Your task:
Each line holding the word "familial" must appear in the answer, copied from the entries.

Data excerpts

········

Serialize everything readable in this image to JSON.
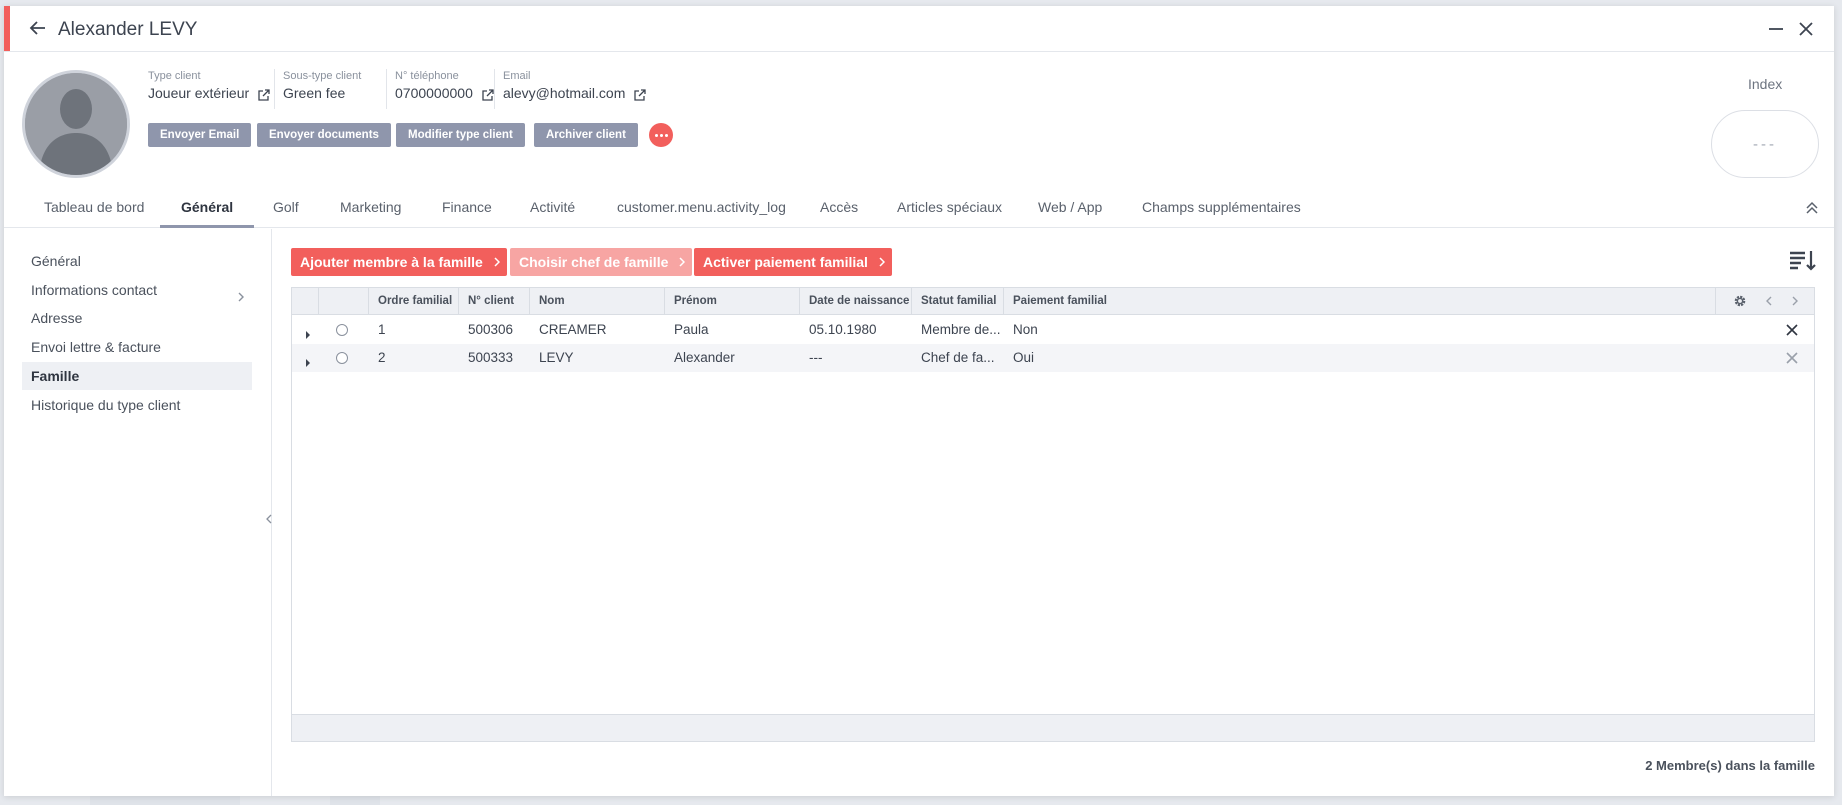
{
  "window": {
    "title": "Alexander LEVY"
  },
  "profile": {
    "fields": [
      {
        "label": "Type client",
        "value": "Joueur extérieur"
      },
      {
        "label": "Sous-type client",
        "value": "Green fee"
      },
      {
        "label": "N° téléphone",
        "value": "0700000000"
      },
      {
        "label": "Email",
        "value": "alevy@hotmail.com"
      }
    ],
    "actions": {
      "send_email": "Envoyer Email",
      "send_documents": "Envoyer documents",
      "modify_type": "Modifier type client",
      "archive": "Archiver client"
    },
    "index_label": "Index",
    "index_value": "---"
  },
  "tabs": [
    {
      "label": "Tableau de bord"
    },
    {
      "label": "Général",
      "active": true
    },
    {
      "label": "Golf"
    },
    {
      "label": "Marketing"
    },
    {
      "label": "Finance"
    },
    {
      "label": "Activité"
    },
    {
      "label": "customer.menu.activity_log"
    },
    {
      "label": "Accès"
    },
    {
      "label": "Articles spéciaux"
    },
    {
      "label": "Web / App"
    },
    {
      "label": "Champs supplémentaires"
    }
  ],
  "sidebar": {
    "items": [
      {
        "label": "Général"
      },
      {
        "label": "Informations contact"
      },
      {
        "label": "Adresse"
      },
      {
        "label": "Envoi lettre & facture"
      },
      {
        "label": "Famille",
        "active": true
      },
      {
        "label": "Historique du type client"
      }
    ]
  },
  "family": {
    "buttons": {
      "add_member": "Ajouter membre à la famille",
      "choose_head": "Choisir chef de famille",
      "activate_payment": "Activer paiement familial"
    },
    "columns": [
      "Ordre familial",
      "N° client",
      "Nom",
      "Prénom",
      "Date de naissance",
      "Statut familial",
      "Paiement familial"
    ],
    "rows": [
      {
        "order": "1",
        "client_no": "500306",
        "last_name": "CREAMER",
        "first_name": "Paula",
        "birth_date": "05.10.1980",
        "status": "Membre de...",
        "payment": "Non"
      },
      {
        "order": "2",
        "client_no": "500333",
        "last_name": "LEVY",
        "first_name": "Alexander",
        "birth_date": "---",
        "status": "Chef de fa...",
        "payment": "Oui"
      }
    ],
    "members_count": "2 Membre(s) dans la famille"
  },
  "colors": {
    "accent": "#f25f5c",
    "accent_disabled": "#f7a5a3",
    "action_button": "#8f96ac"
  },
  "icons": [
    "back-arrow-icon",
    "minimize-icon",
    "close-icon",
    "external-link-icon",
    "more-dots-icon",
    "collapse-up-icon",
    "chevron-right-icon",
    "sort-list-icon",
    "settings-gear-icon",
    "chevron-left-icon",
    "expand-row-icon",
    "delete-x-icon"
  ]
}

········

Solution:
      "activate_payment": "Activer paiement familial"
      "Ordre familial",
      "Statut familial",
      "Paiement familial"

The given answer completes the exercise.